"People think that it's less of a degree or you're learning less, but really we're just as qualified," Martinez added.

Wisconsin tech colleges are not the same as community colleges. Compared with most four-year UW schools, they're nearly half the tuition.

In fact, according to the Wisconsin Technical College System, 61% of students who earn an associate degree from a two-year public college have zero student loan debt.

"Get informed before making a decision. Don't just think that four-year colleges are your only option." — student Erica Martinez

College administrators say the education is just as good as any university, with hands-on experience in manufacturing, health care, business and even baking — to name a few.

"They're taking the information that they're learning and they're using it in some sort of application-based project or activity," said Jon Koch, associate dean of marketing and management.

When it comes to jobs, more than 94% of graduates are employed within six months of graduation.

"The types of education that our students are receiving is what employers are looking for," Dean of Applied Sciences Mike Shiels said.

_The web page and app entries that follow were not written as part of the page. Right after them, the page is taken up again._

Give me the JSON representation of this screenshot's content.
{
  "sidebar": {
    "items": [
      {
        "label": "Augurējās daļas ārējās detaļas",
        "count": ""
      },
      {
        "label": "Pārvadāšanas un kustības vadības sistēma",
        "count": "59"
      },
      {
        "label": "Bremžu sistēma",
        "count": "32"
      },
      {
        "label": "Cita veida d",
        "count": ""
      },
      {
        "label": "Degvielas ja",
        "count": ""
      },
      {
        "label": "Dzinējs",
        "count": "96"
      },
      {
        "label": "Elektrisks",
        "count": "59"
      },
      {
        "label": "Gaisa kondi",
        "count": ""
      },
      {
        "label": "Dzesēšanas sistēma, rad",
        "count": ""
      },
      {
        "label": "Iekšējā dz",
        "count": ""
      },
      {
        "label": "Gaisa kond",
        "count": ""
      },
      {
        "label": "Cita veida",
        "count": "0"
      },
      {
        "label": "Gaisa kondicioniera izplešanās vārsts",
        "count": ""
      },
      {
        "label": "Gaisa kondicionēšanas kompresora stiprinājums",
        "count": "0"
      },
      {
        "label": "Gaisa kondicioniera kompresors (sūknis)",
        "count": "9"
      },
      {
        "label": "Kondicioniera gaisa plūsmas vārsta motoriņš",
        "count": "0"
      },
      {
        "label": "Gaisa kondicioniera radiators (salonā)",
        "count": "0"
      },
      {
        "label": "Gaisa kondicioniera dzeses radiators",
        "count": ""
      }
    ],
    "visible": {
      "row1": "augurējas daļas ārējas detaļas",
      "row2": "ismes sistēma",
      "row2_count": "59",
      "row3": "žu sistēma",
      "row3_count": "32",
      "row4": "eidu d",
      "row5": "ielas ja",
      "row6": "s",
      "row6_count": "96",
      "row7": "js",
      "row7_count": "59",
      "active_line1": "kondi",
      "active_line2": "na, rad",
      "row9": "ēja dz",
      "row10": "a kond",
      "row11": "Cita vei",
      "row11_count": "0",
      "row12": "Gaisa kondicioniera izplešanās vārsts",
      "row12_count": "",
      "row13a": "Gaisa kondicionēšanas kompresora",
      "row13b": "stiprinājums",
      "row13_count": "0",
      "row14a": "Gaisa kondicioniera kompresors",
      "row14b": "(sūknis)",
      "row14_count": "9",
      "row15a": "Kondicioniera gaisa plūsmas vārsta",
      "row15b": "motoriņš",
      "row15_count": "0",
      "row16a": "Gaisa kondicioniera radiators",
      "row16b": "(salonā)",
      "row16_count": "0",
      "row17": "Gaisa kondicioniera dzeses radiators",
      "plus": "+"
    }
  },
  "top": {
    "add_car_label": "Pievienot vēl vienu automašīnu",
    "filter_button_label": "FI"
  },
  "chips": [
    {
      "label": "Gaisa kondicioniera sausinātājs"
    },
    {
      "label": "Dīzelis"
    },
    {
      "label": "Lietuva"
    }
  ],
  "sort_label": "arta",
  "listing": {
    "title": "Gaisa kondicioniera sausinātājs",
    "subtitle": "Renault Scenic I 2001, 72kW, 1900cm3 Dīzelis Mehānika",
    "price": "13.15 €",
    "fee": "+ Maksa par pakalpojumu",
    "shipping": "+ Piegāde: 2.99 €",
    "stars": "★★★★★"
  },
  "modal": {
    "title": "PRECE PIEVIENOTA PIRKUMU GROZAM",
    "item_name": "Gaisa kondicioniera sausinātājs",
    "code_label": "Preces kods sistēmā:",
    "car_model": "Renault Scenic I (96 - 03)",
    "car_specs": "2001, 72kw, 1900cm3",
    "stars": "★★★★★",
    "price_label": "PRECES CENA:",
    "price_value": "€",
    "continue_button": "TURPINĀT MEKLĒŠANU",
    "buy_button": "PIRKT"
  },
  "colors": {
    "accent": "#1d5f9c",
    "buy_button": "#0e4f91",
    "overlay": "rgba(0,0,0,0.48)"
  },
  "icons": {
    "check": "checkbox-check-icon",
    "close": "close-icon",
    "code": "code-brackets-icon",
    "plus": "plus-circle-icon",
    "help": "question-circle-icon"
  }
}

Students have one message for high schoolers.

"Get informed before making a decision. Don't just think that four-year colleges are your only option," Martinez said.